§ Directions: A faithful, complete copy of the records is required.

*** Opening Excerpted data ***

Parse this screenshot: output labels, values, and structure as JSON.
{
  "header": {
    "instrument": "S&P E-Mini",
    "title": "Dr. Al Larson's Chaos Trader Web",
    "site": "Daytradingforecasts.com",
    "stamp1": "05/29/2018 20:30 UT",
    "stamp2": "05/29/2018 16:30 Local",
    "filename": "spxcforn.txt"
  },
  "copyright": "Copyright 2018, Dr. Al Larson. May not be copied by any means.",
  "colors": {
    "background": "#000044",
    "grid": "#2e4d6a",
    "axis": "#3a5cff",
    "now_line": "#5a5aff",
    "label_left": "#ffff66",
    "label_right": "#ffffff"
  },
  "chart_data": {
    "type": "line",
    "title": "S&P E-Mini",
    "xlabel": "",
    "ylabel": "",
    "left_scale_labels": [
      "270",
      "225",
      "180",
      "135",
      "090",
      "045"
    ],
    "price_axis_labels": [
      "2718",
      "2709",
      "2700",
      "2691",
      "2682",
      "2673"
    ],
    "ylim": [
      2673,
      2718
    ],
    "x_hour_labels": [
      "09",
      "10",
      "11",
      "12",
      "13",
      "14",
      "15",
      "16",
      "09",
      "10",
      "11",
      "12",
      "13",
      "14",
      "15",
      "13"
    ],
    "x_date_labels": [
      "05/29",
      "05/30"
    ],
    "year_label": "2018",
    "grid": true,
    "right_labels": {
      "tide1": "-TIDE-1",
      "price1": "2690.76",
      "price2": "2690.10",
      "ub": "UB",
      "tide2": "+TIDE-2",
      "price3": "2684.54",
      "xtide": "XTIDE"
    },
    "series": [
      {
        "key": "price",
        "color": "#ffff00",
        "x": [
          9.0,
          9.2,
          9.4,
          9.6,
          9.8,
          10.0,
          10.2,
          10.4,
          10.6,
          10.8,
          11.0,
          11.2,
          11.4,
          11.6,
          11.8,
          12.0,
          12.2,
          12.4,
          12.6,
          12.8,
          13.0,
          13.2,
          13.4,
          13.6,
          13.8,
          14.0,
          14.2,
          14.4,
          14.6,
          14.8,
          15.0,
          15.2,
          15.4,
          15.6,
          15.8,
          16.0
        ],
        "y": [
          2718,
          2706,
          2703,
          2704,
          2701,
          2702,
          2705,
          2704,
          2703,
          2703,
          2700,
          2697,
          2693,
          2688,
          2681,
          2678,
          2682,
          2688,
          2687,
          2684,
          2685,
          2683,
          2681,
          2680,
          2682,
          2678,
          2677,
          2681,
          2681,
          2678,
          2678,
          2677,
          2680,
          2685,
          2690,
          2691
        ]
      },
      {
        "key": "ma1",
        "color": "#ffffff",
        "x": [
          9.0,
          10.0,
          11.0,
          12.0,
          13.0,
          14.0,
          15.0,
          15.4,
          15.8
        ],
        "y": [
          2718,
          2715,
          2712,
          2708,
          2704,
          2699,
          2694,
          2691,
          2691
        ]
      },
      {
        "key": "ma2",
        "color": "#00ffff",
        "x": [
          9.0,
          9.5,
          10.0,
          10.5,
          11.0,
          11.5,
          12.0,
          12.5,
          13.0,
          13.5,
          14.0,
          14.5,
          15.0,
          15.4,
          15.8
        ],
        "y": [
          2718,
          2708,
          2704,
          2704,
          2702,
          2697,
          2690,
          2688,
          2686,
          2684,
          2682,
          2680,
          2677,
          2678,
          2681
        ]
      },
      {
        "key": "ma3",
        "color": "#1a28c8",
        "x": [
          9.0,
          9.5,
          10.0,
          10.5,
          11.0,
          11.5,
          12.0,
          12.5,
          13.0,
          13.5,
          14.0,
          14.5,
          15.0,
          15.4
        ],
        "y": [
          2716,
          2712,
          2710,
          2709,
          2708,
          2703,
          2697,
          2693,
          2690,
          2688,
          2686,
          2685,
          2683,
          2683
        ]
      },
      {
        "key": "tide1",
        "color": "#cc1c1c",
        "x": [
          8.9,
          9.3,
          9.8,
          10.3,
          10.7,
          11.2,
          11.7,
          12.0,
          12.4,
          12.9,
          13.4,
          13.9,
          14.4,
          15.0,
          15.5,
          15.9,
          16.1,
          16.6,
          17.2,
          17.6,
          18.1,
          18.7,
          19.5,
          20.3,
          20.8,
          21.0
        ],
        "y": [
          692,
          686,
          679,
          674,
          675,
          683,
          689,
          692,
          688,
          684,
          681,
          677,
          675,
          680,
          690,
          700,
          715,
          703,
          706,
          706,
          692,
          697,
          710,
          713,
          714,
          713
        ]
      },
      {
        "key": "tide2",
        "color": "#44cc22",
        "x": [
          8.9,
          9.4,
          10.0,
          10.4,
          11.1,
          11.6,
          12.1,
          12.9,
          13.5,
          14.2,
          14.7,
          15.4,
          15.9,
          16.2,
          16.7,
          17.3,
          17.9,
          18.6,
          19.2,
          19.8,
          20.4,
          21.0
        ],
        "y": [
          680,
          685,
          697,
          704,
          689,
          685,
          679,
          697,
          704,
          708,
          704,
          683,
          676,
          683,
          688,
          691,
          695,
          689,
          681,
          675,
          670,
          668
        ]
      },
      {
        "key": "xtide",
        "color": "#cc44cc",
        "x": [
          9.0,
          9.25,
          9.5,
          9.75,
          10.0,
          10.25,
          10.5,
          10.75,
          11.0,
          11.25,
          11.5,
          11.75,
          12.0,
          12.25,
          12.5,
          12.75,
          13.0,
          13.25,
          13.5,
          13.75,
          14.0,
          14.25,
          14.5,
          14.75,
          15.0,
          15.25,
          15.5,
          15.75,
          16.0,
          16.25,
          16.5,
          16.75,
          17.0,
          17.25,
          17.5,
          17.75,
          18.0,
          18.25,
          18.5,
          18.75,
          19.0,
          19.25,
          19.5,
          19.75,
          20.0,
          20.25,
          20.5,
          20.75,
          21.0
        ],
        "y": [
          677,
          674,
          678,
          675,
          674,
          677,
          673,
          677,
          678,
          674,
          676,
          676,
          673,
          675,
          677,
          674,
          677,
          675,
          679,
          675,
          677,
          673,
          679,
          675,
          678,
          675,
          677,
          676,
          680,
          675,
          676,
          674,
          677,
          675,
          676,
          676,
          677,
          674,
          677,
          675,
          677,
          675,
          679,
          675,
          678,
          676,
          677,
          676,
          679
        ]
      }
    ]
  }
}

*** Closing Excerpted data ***

§ Exercise output:
Parse this screenshot: output labels, values, and structure as JSON.
{
  "header": {
    "instrument": "S&P E-Mini",
    "title": "Dr. Al Larson's Chaos Trader Web",
    "site": "Daytradingforecasts.com",
    "stamp1": "05/29/2018 20:30 UT",
    "stamp2": "05/29/2018 16:30 Local",
    "filename": "spxcforn.txt"
  },
  "copyright": "Copyright 2018, Dr. Al Larson. May not be copied by any means.",
  "colors": {
    "background": "#000044",
    "grid": "#2e4d6a",
    "axis": "#3a5cff",
    "now_line": "#5a5aff",
    "label_left": "#ffff66",
    "label_right": "#ffffff"
  },
  "chart_data": {
    "type": "line",
    "title": "S&P E-Mini",
    "xlabel": "",
    "ylabel": "",
    "left_scale_labels": [
      "270",
      "225",
      "180",
      "135",
      "090",
      "045"
    ],
    "price_axis_labels": [
      "2718",
      "2709",
      "2700",
      "2691",
      "2682",
      "2673"
    ],
    "ylim": [
      2673,
      2718
    ],
    "x_hour_labels": [
      "09",
      "10",
      "11",
      "12",
      "13",
      "14",
      "15",
      "16",
      "09",
      "10",
      "11",
      "12",
      "13",
      "14",
      "15",
      "13"
    ],
    "x_date_labels": [
      "05/29",
      "05/30"
    ],
    "year_label": "2018",
    "grid": true,
    "right_labels": {
      "tide1": "-TIDE-1",
      "price1": "2690.76",
      "price2": "2690.10",
      "ub": "UB",
      "tide2": "+TIDE-2",
      "price3": "2684.54",
      "xtide": "XTIDE"
    },
    "series": [
      {
        "key": "price",
        "color": "#ffff00",
        "x": [
          9.0,
          9.2,
          9.4,
          9.6,
          9.8,
          10.0,
          10.2,
          10.4,
          10.6,
          10.8,
          11.0,
          11.2,
          11.4,
          11.6,
          11.8,
          12.0,
          12.2,
          12.4,
          12.6,
          12.8,
          13.0,
          13.2,
          13.4,
          13.6,
          13.8,
          14.0,
          14.2,
          14.4,
          14.6,
          14.8,
          15.0,
          15.2,
          15.4,
          15.6,
          15.8,
          16.0
        ],
        "y": [
          2718,
          2706,
          2703,
          2704,
          2701,
          2702,
          2705,
          2704,
          2703,
          2703,
          2700,
          2697,
          2693,
          2688,
          2681,
          2678,
          2682,
          2688,
          2687,
          2684,
          2685,
          2683,
          2681,
          2680,
          2682,
          2678,
          2677,
          2681,
          2681,
          2678,
          2678,
          2677,
          2680,
          2685,
          2690,
          2691
        ]
      },
      {
        "key": "ma1",
        "color": "#ffffff",
        "x": [
          9.0,
          10.0,
          11.0,
          12.0,
          13.0,
          14.0,
          15.0,
          15.4,
          15.8
        ],
        "y": [
          2718,
          2715,
          2712,
          2708,
          2704,
          2699,
          2694,
          2691,
          2691
        ]
      },
      {
        "key": "ma2",
        "color": "#00ffff",
        "x": [
          9.0,
          9.5,
          10.0,
          10.5,
          11.0,
          11.5,
          12.0,
          12.5,
          13.0,
          13.5,
          14.0,
          14.5,
          15.0,
          15.4,
          15.8
        ],
        "y": [
          2718,
          2708,
          2704,
          2704,
          2702,
          2697,
          2690,
          2688,
          2686,
          2684,
          2682,
          2680,
          2677,
          2678,
          2681
        ]
      },
      {
        "key": "ma3",
        "color": "#1a28c8",
        "x": [
          9.0,
          9.5,
          10.0,
          10.5,
          11.0,
          11.5,
          12.0,
          12.5,
          13.0,
          13.5,
          14.0,
          14.5,
          15.0,
          15.4
        ],
        "y": [
          2716,
          2712,
          2710,
          2709,
          2708,
          2703,
          2697,
          2693,
          2690,
          2688,
          2686,
          2685,
          2683,
          2683
        ]
      },
      {
        "key": "tide1",
        "color": "#cc1c1c",
        "x": [
          8.9,
          9.3,
          9.8,
          10.3,
          10.7,
          11.2,
          11.7,
          12.0,
          12.4,
          12.9,
          13.4,
          13.9,
          14.4,
          15.0,
          15.5,
          15.9,
          16.1,
          16.6,
          17.2,
          17.6,
          18.1,
          18.7,
          19.5,
          20.3,
          20.8,
          21.0
        ],
        "y": [
          692,
          686,
          679,
          674,
          675,
          683,
          689,
          692,
          688,
          684,
          681,
          677,
          675,
          680,
          690,
          700,
          715,
          703,
          706,
          706,
          692,
          697,
          710,
          713,
          714,
          713
        ]
      },
      {
        "key": "tide2",
        "color": "#44cc22",
        "x": [
          8.9,
          9.4,
          10.0,
          10.4,
          11.1,
          11.6,
          12.1,
          12.9,
          13.5,
          14.2,
          14.7,
          15.4,
          15.9,
          16.2,
          16.7,
          17.3,
          17.9,
          18.6,
          19.2,
          19.8,
          20.4,
          21.0
        ],
        "y": [
          680,
          685,
          697,
          704,
          689,
          685,
          679,
          697,
          704,
          708,
          704,
          683,
          676,
          683,
          688,
          691,
          695,
          689,
          681,
          675,
          670,
          668
        ]
      },
      {
        "key": "xtide",
        "color": "#cc44cc",
        "x": [
          9.0,
          9.25,
          9.5,
          9.75,
          10.0,
          10.25,
          10.5,
          10.75,
          11.0,
          11.25,
          11.5,
          11.75,
          12.0,
          12.25,
          12.5,
          12.75,
          13.0,
          13.25,
          13.5,
          13.75,
          14.0,
          14.25,
          14.5,
          14.75,
          15.0,
          15.25,
          15.5,
          15.75,
          16.0,
          16.25,
          16.5,
          16.75,
          17.0,
          17.25,
          17.5,
          17.75,
          18.0,
          18.25,
          18.5,
          18.75,
          19.0,
          19.25,
          19.5,
          19.75,
          20.0,
          20.25,
          20.5,
          20.75,
          21.0
        ],
        "y": [
          677,
          674,
          678,
          675,
          674,
          677,
          673,
          677,
          678,
          674,
          676,
          676,
          673,
          675,
          677,
          674,
          677,
          675,
          679,
          675,
          677,
          673,
          679,
          675,
          678,
          675,
          677,
          676,
          680,
          675,
          676,
          674,
          677,
          675,
          676,
          676,
          677,
          674,
          677,
          675,
          677,
          675,
          679,
          675,
          678,
          676,
          677,
          676,
          679
        ]
      }
    ]
  }
}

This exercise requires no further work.